Dr Nadine Tung Discusses When to Refer Patients for Germline Testing

December 13, 2019

The bar for who should get genetic testing for breast cancer keeps getting lowered, and oncologists have to keep informed about which results should trigger a referral for germline testing, said Nadine Tung, MD, director, Cancer Risk and Prevention Program, Beth Israel Deaconess Medical Center, and associate professor, medicine, Harvard Medical School.

The bar for who should get genetic testing for breast cancer keeps getting lowered, and oncologists have to keep informed about which results should trigger a referral for germline testing, said Nadine Tung, MD, director, Cancer Risk and Prevention Program, Beth Israel Deaconess Medical Center, and associate professor, medicine, Harvard Medical School.

Transcript

How can oncologists determine which patients should have germline testing for hereditary breast cancer?

So, I think when taking care of patients with breast cancer, it is really important to understand which patients have an inherited risk to breast cancer. We've tested for BRCA 1 and 2 mutations for a long time. Now, there are other genes that we know about both with high risk and moderate risk.

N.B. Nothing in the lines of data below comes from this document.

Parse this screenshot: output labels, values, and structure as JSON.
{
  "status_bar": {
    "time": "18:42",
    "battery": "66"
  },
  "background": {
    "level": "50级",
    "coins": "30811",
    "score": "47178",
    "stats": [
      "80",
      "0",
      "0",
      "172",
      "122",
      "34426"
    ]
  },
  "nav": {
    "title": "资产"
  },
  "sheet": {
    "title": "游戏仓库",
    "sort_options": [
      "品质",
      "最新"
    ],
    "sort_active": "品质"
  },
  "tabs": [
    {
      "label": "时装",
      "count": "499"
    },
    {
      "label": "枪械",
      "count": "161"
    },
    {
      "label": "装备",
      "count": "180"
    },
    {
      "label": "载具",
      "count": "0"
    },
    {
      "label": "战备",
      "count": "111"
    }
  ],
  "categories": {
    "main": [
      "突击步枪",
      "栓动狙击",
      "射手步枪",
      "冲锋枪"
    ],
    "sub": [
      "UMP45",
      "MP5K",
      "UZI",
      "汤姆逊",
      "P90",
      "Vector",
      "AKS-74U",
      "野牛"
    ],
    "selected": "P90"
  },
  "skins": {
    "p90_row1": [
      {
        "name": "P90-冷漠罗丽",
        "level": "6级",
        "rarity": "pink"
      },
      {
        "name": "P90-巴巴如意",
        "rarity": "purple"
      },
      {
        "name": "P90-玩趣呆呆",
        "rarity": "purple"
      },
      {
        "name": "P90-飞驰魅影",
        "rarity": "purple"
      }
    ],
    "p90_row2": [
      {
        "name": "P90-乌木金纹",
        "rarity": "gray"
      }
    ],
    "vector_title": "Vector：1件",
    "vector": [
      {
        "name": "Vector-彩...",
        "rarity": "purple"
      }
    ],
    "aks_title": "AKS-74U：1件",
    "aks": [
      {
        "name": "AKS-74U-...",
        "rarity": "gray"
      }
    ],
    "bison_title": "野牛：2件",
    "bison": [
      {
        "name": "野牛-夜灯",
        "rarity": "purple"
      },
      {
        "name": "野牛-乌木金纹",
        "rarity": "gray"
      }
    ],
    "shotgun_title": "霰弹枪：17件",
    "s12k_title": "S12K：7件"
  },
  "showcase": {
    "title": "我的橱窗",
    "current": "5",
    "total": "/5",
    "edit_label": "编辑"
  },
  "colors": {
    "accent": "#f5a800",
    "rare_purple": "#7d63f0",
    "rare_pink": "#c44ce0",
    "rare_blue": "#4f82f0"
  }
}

It's important to know which of our patients have an inherited mutation, because it informs us about what other cancers they may be at risk for in the future. It also informs us for their relatives who might be at risk and should have different prevention and screening strategies. But increasingly, it's also informing us about what's the optimal treatment to treat that particular breast cancer, whether it is the specific chemotherapy, whether its use of a PARP [poly (ADP-ribose) polymerase] inhibitor. So, it's important to understand who should have genetic testing.

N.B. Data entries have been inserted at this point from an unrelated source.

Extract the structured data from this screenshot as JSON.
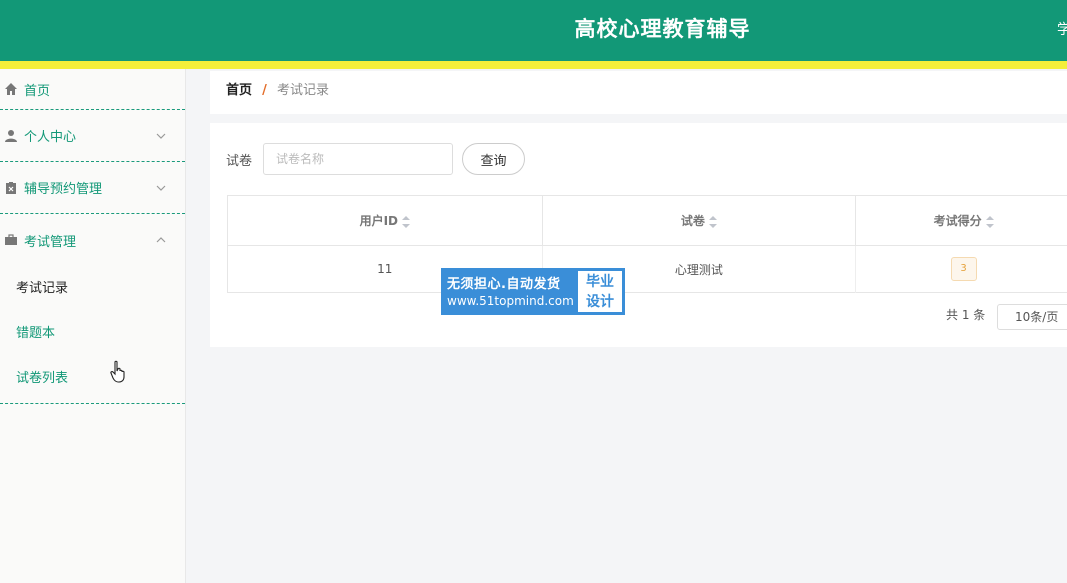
{
  "header": {
    "title": "高校心理教育辅导",
    "right_text": "学"
  },
  "sidebar": {
    "items": [
      {
        "label": "首页",
        "icon": "home-icon"
      },
      {
        "label": "个人中心",
        "icon": "user-icon"
      },
      {
        "label": "辅导预约管理",
        "icon": "clipboard-icon"
      },
      {
        "label": "考试管理",
        "icon": "briefcase-icon"
      }
    ],
    "submenu": [
      {
        "label": "考试记录"
      },
      {
        "label": "错题本"
      },
      {
        "label": "试卷列表"
      }
    ]
  },
  "breadcrumb": {
    "home": "首页",
    "separator": "/",
    "current": "考试记录"
  },
  "search": {
    "label": "试卷",
    "placeholder": "试卷名称",
    "button": "查询"
  },
  "table": {
    "columns": [
      "用户ID",
      "试卷",
      "考试得分"
    ],
    "rows": [
      {
        "user_id": "11",
        "paper": "心理测试",
        "score": "3"
      }
    ]
  },
  "pagination": {
    "total": "共 1 条",
    "page_size": "10条/页"
  },
  "watermark": {
    "line1": "无须担心.自动发货",
    "line2": "www.51topmind.com",
    "tag1": "毕业",
    "tag2": "设计"
  },
  "colors": {
    "primary": "#129877",
    "accent_bar": "#f4ef3a",
    "watermark": "#3a8ed8"
  }
}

So, the thresholds for who should have genetic testing for breast and ovarian cancer risk genes such as BRCA 1 and 2 is really being lowered consistently. The NCCN [National Comprehensive Cancer Network] guidelines, for example, keep lowering the bar, and it's important for us all to stay informed about that. I think that it is also very important when we're doing more and more tumor testing to identify which of the results from the tumor genomic profiling should trigger a referral for germline testing.

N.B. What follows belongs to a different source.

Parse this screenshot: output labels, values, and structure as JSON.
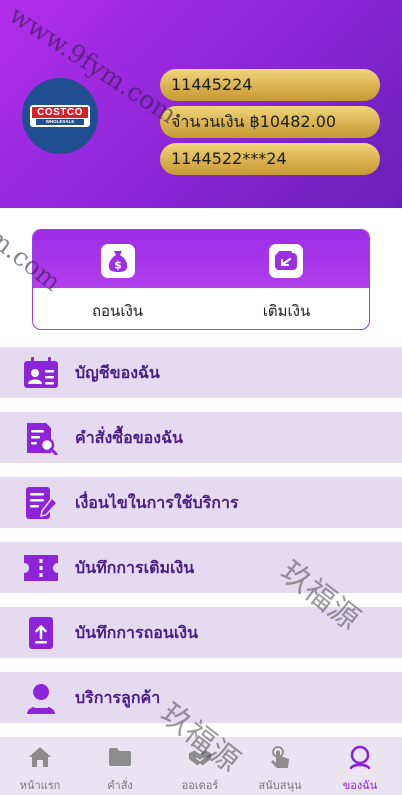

And so, it's important for breast medical oncologists to really understand what is the list of cancer susceptibility genes. And if the tumor profiling has a mutation, a pathogenic variant, or a likely pathogenic variant in one of those cancer risk genes, it really is important to refer the patient for germline genetic testing. I think those are probably the main take home messages.